§ **BRIEF**: From the entries that follow, extract each line holding the string "java".
===== RECORDS SUPPLIED =====
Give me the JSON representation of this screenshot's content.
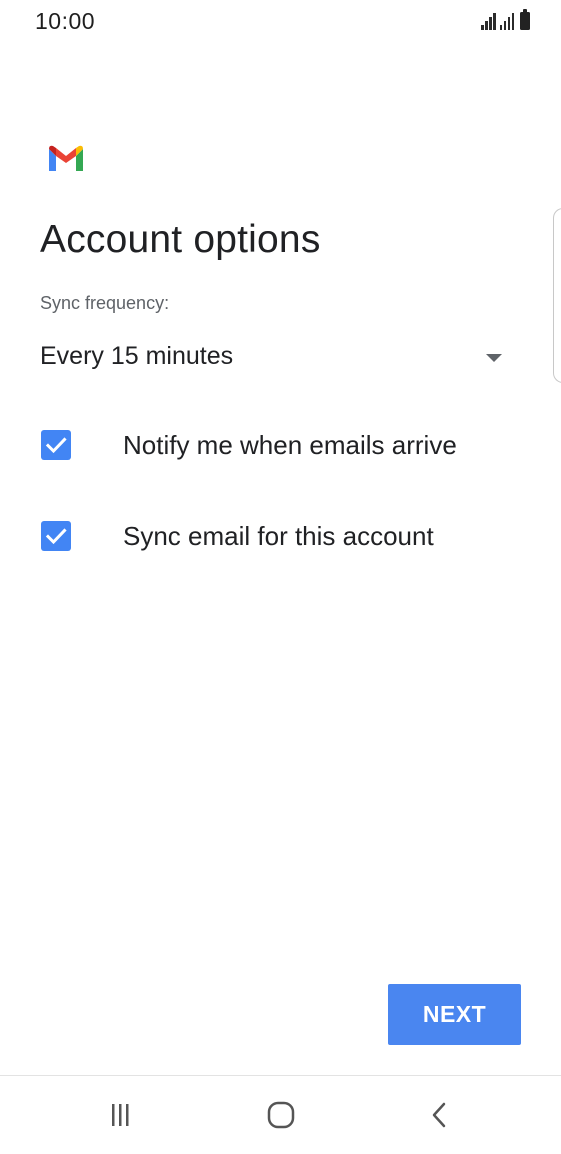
{
  "status_bar": {
    "time": "10:00",
    "icons": [
      "signal-icon",
      "signal-icon",
      "battery-icon"
    ]
  },
  "app": {
    "logo": "gmail-logo",
    "colors": {
      "gmail_red": "#EA4335",
      "gmail_blue": "#4285F4",
      "gmail_green": "#34A853",
      "gmail_yellow": "#FBBC04",
      "gmail_dark_red": "#C5221F",
      "accent": "#4285F4"
    }
  },
  "page": {
    "title": "Account options"
  },
  "sync": {
    "label": "Sync frequency:",
    "selected": "Every 15 minutes",
    "arrow_icon": "dropdown-arrow-icon"
  },
  "options": {
    "notify": {
      "label": "Notify me when emails arrive",
      "checked": true
    },
    "sync_email": {
      "label": "Sync email for this account",
      "checked": true
    }
  },
  "actions": {
    "next_label": "NEXT"
  },
  "nav_bar": {
    "recent_icon": "recent-apps-icon",
    "home_icon": "home-icon",
    "back_icon": "back-icon"
  }
}
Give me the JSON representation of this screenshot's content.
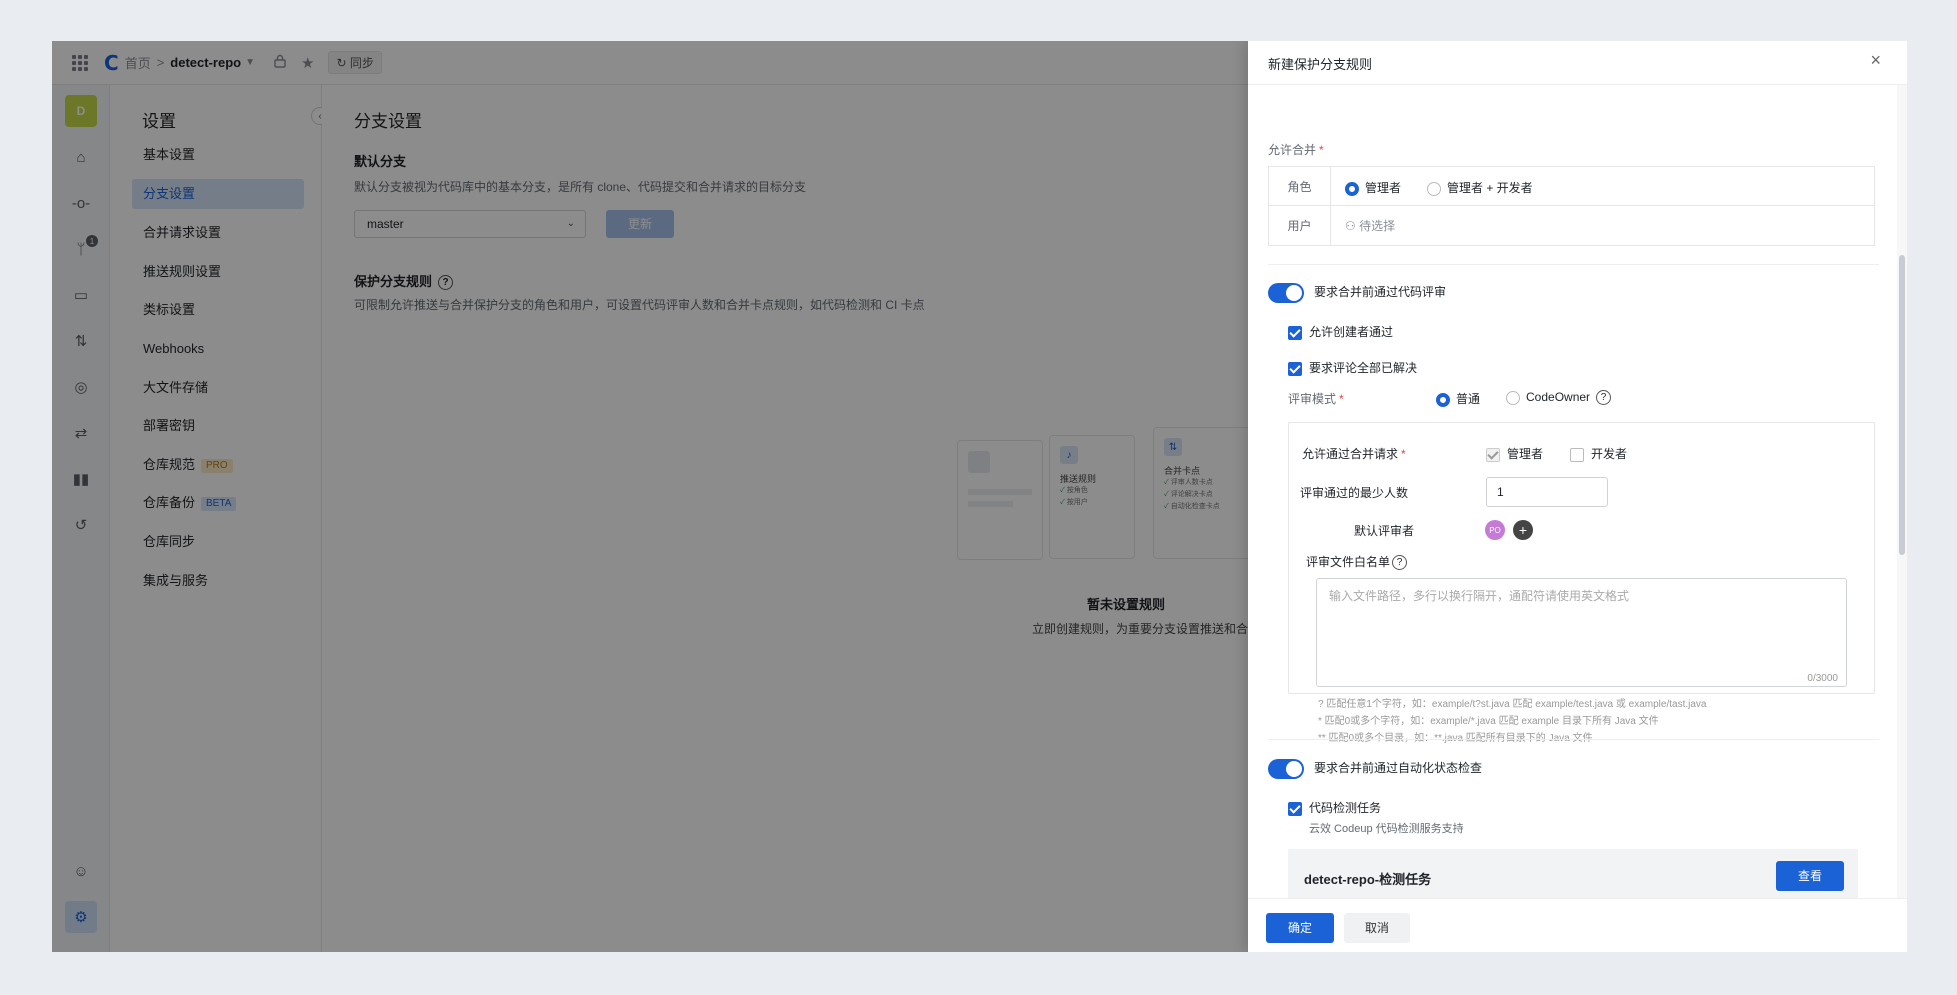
{
  "topbar": {
    "home": "首页",
    "separator": ">",
    "repo": "detect-repo",
    "sync": "同步",
    "logo": "C"
  },
  "rail": {
    "avatar": "D",
    "badge": "1"
  },
  "menu": {
    "title": "设置",
    "items": [
      {
        "label": "基本设置"
      },
      {
        "label": "分支设置"
      },
      {
        "label": "合并请求设置"
      },
      {
        "label": "推送规则设置"
      },
      {
        "label": "类标设置"
      },
      {
        "label": "Webhooks"
      },
      {
        "label": "大文件存储"
      },
      {
        "label": "部署密钥"
      },
      {
        "label": "仓库规范",
        "tag": "PRO"
      },
      {
        "label": "仓库备份",
        "tag": "BETA"
      },
      {
        "label": "仓库同步"
      },
      {
        "label": "集成与服务"
      }
    ]
  },
  "main": {
    "title": "分支设置",
    "default_branch": {
      "heading": "默认分支",
      "desc": "默认分支被视为代码库中的基本分支，是所有 clone、代码提交和合并请求的目标分支",
      "value": "master",
      "button": "更新"
    },
    "protected": {
      "heading": "保护分支规则",
      "help": "?",
      "desc": "可限制允许推送与合并保护分支的角色和用户，可设置代码评审人数和合并卡点规则，如代码检测和 CI 卡点"
    },
    "illustration": {
      "push": {
        "title": "推送规则",
        "items": [
          "按角色",
          "按用户"
        ]
      },
      "merge": {
        "title": "合并卡点",
        "items": [
          "评审人数卡点",
          "评论解决卡点",
          "自动化检查卡点"
        ]
      }
    },
    "empty": {
      "title": "暂未设置规则",
      "desc": "立即创建规则，为重要分支设置推送和合并卡点保"
    }
  },
  "drawer": {
    "title": "新建保护分支规则",
    "close": "×",
    "allow_merge": {
      "label": "允许合并",
      "required": "*",
      "role_label": "角色",
      "role_options": [
        "管理者",
        "管理者 + 开发者"
      ],
      "user_label": "用户",
      "user_placeholder": "待选择"
    },
    "code_review": {
      "switch_label": "要求合并前通过代码评审",
      "allow_creator": "允许创建者通过",
      "require_resolved": "要求评论全部已解决",
      "mode_label": "评审模式",
      "required": "*",
      "mode_options": [
        "普通",
        "CodeOwner"
      ],
      "help": "?",
      "allow_pass_label": "允许通过合并请求",
      "allow_pass_options": [
        "管理者",
        "开发者"
      ],
      "min_reviewers_label": "评审通过的最少人数",
      "min_reviewers": "1",
      "default_reviewer_label": "默认评审者",
      "reviewer_avatar": "PO",
      "add": "+",
      "whitelist_label": "评审文件白名单",
      "whitelist_placeholder": "输入文件路径，多行以换行隔开，通配符请使用英文格式",
      "counter": "0/3000",
      "hints": [
        "? 匹配任意1个字符，如：example/t?st.java 匹配 example/test.java 或 example/tast.java",
        "* 匹配0或多个字符，如：example/*.java 匹配 example 目录下所有 Java 文件",
        "** 匹配0或多个目录，如：**.java 匹配所有目录下的 Java 文件"
      ]
    },
    "auto_check": {
      "switch_label": "要求合并前通过自动化状态检查",
      "task_label": "代码检测任务",
      "task_sub": "云效 Codeup 代码检测服务支持",
      "task_name": "detect-repo-检测任务",
      "view": "查看"
    },
    "footer": {
      "confirm": "确定",
      "cancel": "取消"
    }
  },
  "colors": {
    "primary": "#1b62d6",
    "overlay": "rgba(0,0,0,0.45)",
    "required": "#e04545"
  }
}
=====
§ **EXERCISE ANSWER**:
        "? 匹配任意1个字符，如：example/t?st.java 匹配 example/test.java 或 example/tast.java",
        "* 匹配0或多个字符，如：example/*.java 匹配 example 目录下所有 Java 文件",
        "** 匹配0或多个目录，如：**.java 匹配所有目录下的 Java 文件"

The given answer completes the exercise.